Assigned task – Could you retype the records below exactly as they appear, skipping any pictures?

Extracted data –
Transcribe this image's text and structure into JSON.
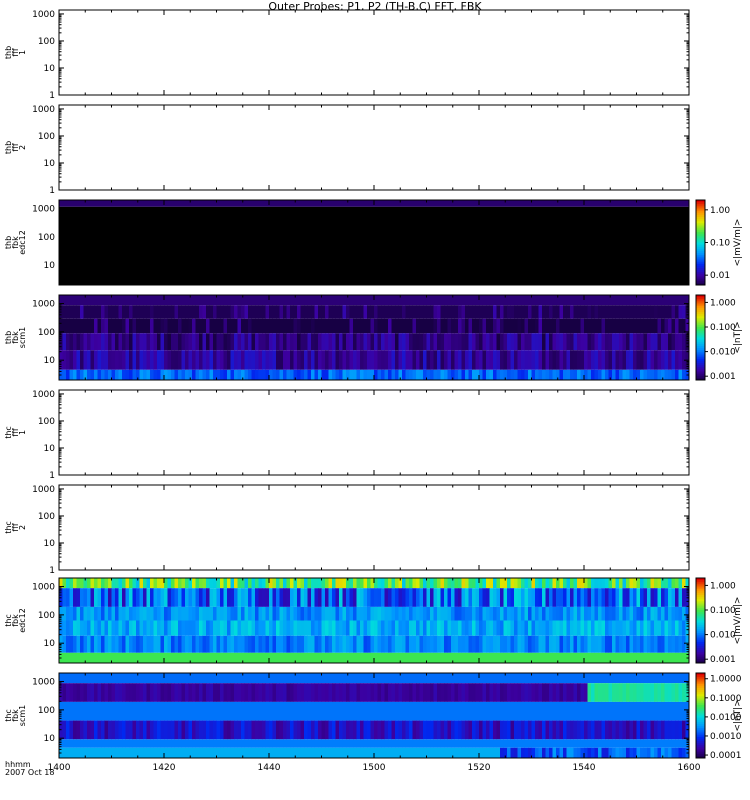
{
  "title": "Outer Probes: P1, P2 (TH-B,C) FFT, FBK",
  "x_axis": {
    "label_line1": "hhmm",
    "label_line2": "2007 Oct 18",
    "ticks": [
      "1400",
      "1420",
      "1440",
      "1500",
      "1520",
      "1540",
      "1600"
    ]
  },
  "chart_data": [
    {
      "type": "heatmap",
      "ylabel": [
        "thb",
        "fff",
        "1"
      ],
      "y_ticks": [
        "1",
        "10",
        "100",
        "1000"
      ],
      "y_scale": "log",
      "ylim": [
        1,
        1400
      ],
      "has_data": false
    },
    {
      "type": "heatmap",
      "ylabel": [
        "thb",
        "fff",
        "2"
      ],
      "y_ticks": [
        "1",
        "10",
        "100",
        "1000"
      ],
      "y_scale": "log",
      "ylim": [
        1,
        1400
      ],
      "has_data": false
    },
    {
      "type": "heatmap",
      "ylabel": [
        "thb",
        "fbk",
        "edc12"
      ],
      "y_ticks": [
        "10",
        "100",
        "1000"
      ],
      "y_scale": "log",
      "ylim": [
        2,
        2000
      ],
      "has_data": true,
      "colorbar": {
        "ticks": [
          "1.00",
          "0.10",
          "0.01"
        ],
        "label": "<|mV/m|>",
        "scale": "log",
        "range": [
          0.005,
          2.0
        ]
      },
      "bands": [
        [
          0.92,
          1.0,
          0.06,
          "uniform"
        ],
        [
          0.0,
          0.92,
          0.0,
          "uniform"
        ]
      ]
    },
    {
      "type": "heatmap",
      "ylabel": [
        "thb",
        "fbk",
        "scm1"
      ],
      "y_ticks": [
        "10",
        "100",
        "1000"
      ],
      "y_scale": "log",
      "ylim": [
        2,
        2000
      ],
      "has_data": true,
      "colorbar": {
        "ticks": [
          "1.000",
          "0.100",
          "0.010",
          "0.001"
        ],
        "label": "<|nT|>",
        "scale": "log",
        "range": [
          0.0007,
          2.0
        ]
      },
      "bands": [
        [
          0.88,
          1.0,
          0.07,
          "uniform"
        ],
        [
          0.72,
          0.88,
          0.03,
          "stripes"
        ],
        [
          0.55,
          0.72,
          0.01,
          "stripes"
        ],
        [
          0.35,
          0.55,
          0.09,
          "noisy"
        ],
        [
          0.12,
          0.35,
          0.12,
          "noisy"
        ],
        [
          0.0,
          0.12,
          0.32,
          "noisy"
        ]
      ]
    },
    {
      "type": "heatmap",
      "ylabel": [
        "thc",
        "fff",
        "1"
      ],
      "y_ticks": [
        "1",
        "10",
        "100",
        "1000"
      ],
      "y_scale": "log",
      "ylim": [
        1,
        1400
      ],
      "has_data": false
    },
    {
      "type": "heatmap",
      "ylabel": [
        "thc",
        "fff",
        "2"
      ],
      "y_ticks": [
        "1",
        "10",
        "100",
        "1000"
      ],
      "y_scale": "log",
      "ylim": [
        1,
        1400
      ],
      "has_data": false
    },
    {
      "type": "heatmap",
      "ylabel": [
        "thc",
        "fbk",
        "edc12"
      ],
      "y_ticks": [
        "10",
        "100",
        "1000"
      ],
      "y_scale": "log",
      "ylim": [
        2,
        2000
      ],
      "has_data": true,
      "colorbar": {
        "ticks": [
          "1.000",
          "0.100",
          "0.010",
          "0.001"
        ],
        "label": "<|mV/m|>",
        "scale": "log",
        "range": [
          0.0007,
          2.0
        ]
      },
      "bands": [
        [
          0.88,
          1.0,
          0.55,
          "bright"
        ],
        [
          0.66,
          0.88,
          0.25,
          "bright"
        ],
        [
          0.5,
          0.66,
          0.38,
          "noisy"
        ],
        [
          0.32,
          0.5,
          0.42,
          "noisy"
        ],
        [
          0.12,
          0.32,
          0.36,
          "noisy"
        ],
        [
          0.0,
          0.12,
          0.62,
          "uniform"
        ]
      ]
    },
    {
      "type": "heatmap",
      "ylabel": [
        "thc",
        "fbk",
        "scm1"
      ],
      "y_ticks": [
        "10",
        "100",
        "1000"
      ],
      "y_scale": "log",
      "ylim": [
        2,
        2000
      ],
      "has_data": true,
      "colorbar": {
        "ticks": [
          "1.0000",
          "0.1000",
          "0.0100",
          "0.0010",
          "0.0001"
        ],
        "label": "<|nT|>",
        "scale": "log",
        "range": [
          7e-05,
          2.0
        ]
      },
      "bands": [
        [
          0.88,
          1.0,
          0.33,
          "uniform"
        ],
        [
          0.66,
          0.88,
          0.12,
          "late"
        ],
        [
          0.44,
          0.66,
          0.34,
          "uniform"
        ],
        [
          0.22,
          0.44,
          0.18,
          "noisy"
        ],
        [
          0.12,
          0.22,
          0.35,
          "uniform"
        ],
        [
          0.0,
          0.12,
          0.42,
          "end"
        ]
      ]
    }
  ]
}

Task answer –
Transcribe this image's text and structure into JSON.
{
  "title": "Outer Probes: P1, P2 (TH-B,C) FFT, FBK",
  "x_axis": {
    "label_line1": "hhmm",
    "label_line2": "2007 Oct 18",
    "ticks": [
      "1400",
      "1420",
      "1440",
      "1500",
      "1520",
      "1540",
      "1600"
    ]
  },
  "chart_data": [
    {
      "type": "heatmap",
      "ylabel": [
        "thb",
        "fff",
        "1"
      ],
      "y_ticks": [
        "1",
        "10",
        "100",
        "1000"
      ],
      "y_scale": "log",
      "ylim": [
        1,
        1400
      ],
      "has_data": false
    },
    {
      "type": "heatmap",
      "ylabel": [
        "thb",
        "fff",
        "2"
      ],
      "y_ticks": [
        "1",
        "10",
        "100",
        "1000"
      ],
      "y_scale": "log",
      "ylim": [
        1,
        1400
      ],
      "has_data": false
    },
    {
      "type": "heatmap",
      "ylabel": [
        "thb",
        "fbk",
        "edc12"
      ],
      "y_ticks": [
        "10",
        "100",
        "1000"
      ],
      "y_scale": "log",
      "ylim": [
        2,
        2000
      ],
      "has_data": true,
      "colorbar": {
        "ticks": [
          "1.00",
          "0.10",
          "0.01"
        ],
        "label": "<|mV/m|>",
        "scale": "log",
        "range": [
          0.005,
          2.0
        ]
      },
      "bands": [
        [
          0.92,
          1.0,
          0.06,
          "uniform"
        ],
        [
          0.0,
          0.92,
          0.0,
          "uniform"
        ]
      ]
    },
    {
      "type": "heatmap",
      "ylabel": [
        "thb",
        "fbk",
        "scm1"
      ],
      "y_ticks": [
        "10",
        "100",
        "1000"
      ],
      "y_scale": "log",
      "ylim": [
        2,
        2000
      ],
      "has_data": true,
      "colorbar": {
        "ticks": [
          "1.000",
          "0.100",
          "0.010",
          "0.001"
        ],
        "label": "<|nT|>",
        "scale": "log",
        "range": [
          0.0007,
          2.0
        ]
      },
      "bands": [
        [
          0.88,
          1.0,
          0.07,
          "uniform"
        ],
        [
          0.72,
          0.88,
          0.03,
          "stripes"
        ],
        [
          0.55,
          0.72,
          0.01,
          "stripes"
        ],
        [
          0.35,
          0.55,
          0.09,
          "noisy"
        ],
        [
          0.12,
          0.35,
          0.12,
          "noisy"
        ],
        [
          0.0,
          0.12,
          0.32,
          "noisy"
        ]
      ]
    },
    {
      "type": "heatmap",
      "ylabel": [
        "thc",
        "fff",
        "1"
      ],
      "y_ticks": [
        "1",
        "10",
        "100",
        "1000"
      ],
      "y_scale": "log",
      "ylim": [
        1,
        1400
      ],
      "has_data": false
    },
    {
      "type": "heatmap",
      "ylabel": [
        "thc",
        "fff",
        "2"
      ],
      "y_ticks": [
        "1",
        "10",
        "100",
        "1000"
      ],
      "y_scale": "log",
      "ylim": [
        1,
        1400
      ],
      "has_data": false
    },
    {
      "type": "heatmap",
      "ylabel": [
        "thc",
        "fbk",
        "edc12"
      ],
      "y_ticks": [
        "10",
        "100",
        "1000"
      ],
      "y_scale": "log",
      "ylim": [
        2,
        2000
      ],
      "has_data": true,
      "colorbar": {
        "ticks": [
          "1.000",
          "0.100",
          "0.010",
          "0.001"
        ],
        "label": "<|mV/m|>",
        "scale": "log",
        "range": [
          0.0007,
          2.0
        ]
      },
      "bands": [
        [
          0.88,
          1.0,
          0.55,
          "bright"
        ],
        [
          0.66,
          0.88,
          0.25,
          "bright"
        ],
        [
          0.5,
          0.66,
          0.38,
          "noisy"
        ],
        [
          0.32,
          0.5,
          0.42,
          "noisy"
        ],
        [
          0.12,
          0.32,
          0.36,
          "noisy"
        ],
        [
          0.0,
          0.12,
          0.62,
          "uniform"
        ]
      ]
    },
    {
      "type": "heatmap",
      "ylabel": [
        "thc",
        "fbk",
        "scm1"
      ],
      "y_ticks": [
        "10",
        "100",
        "1000"
      ],
      "y_scale": "log",
      "ylim": [
        2,
        2000
      ],
      "has_data": true,
      "colorbar": {
        "ticks": [
          "1.0000",
          "0.1000",
          "0.0100",
          "0.0010",
          "0.0001"
        ],
        "label": "<|nT|>",
        "scale": "log",
        "range": [
          7e-05,
          2.0
        ]
      },
      "bands": [
        [
          0.88,
          1.0,
          0.33,
          "uniform"
        ],
        [
          0.66,
          0.88,
          0.12,
          "late"
        ],
        [
          0.44,
          0.66,
          0.34,
          "uniform"
        ],
        [
          0.22,
          0.44,
          0.18,
          "noisy"
        ],
        [
          0.12,
          0.22,
          0.35,
          "uniform"
        ],
        [
          0.0,
          0.12,
          0.42,
          "end"
        ]
      ]
    }
  ]
}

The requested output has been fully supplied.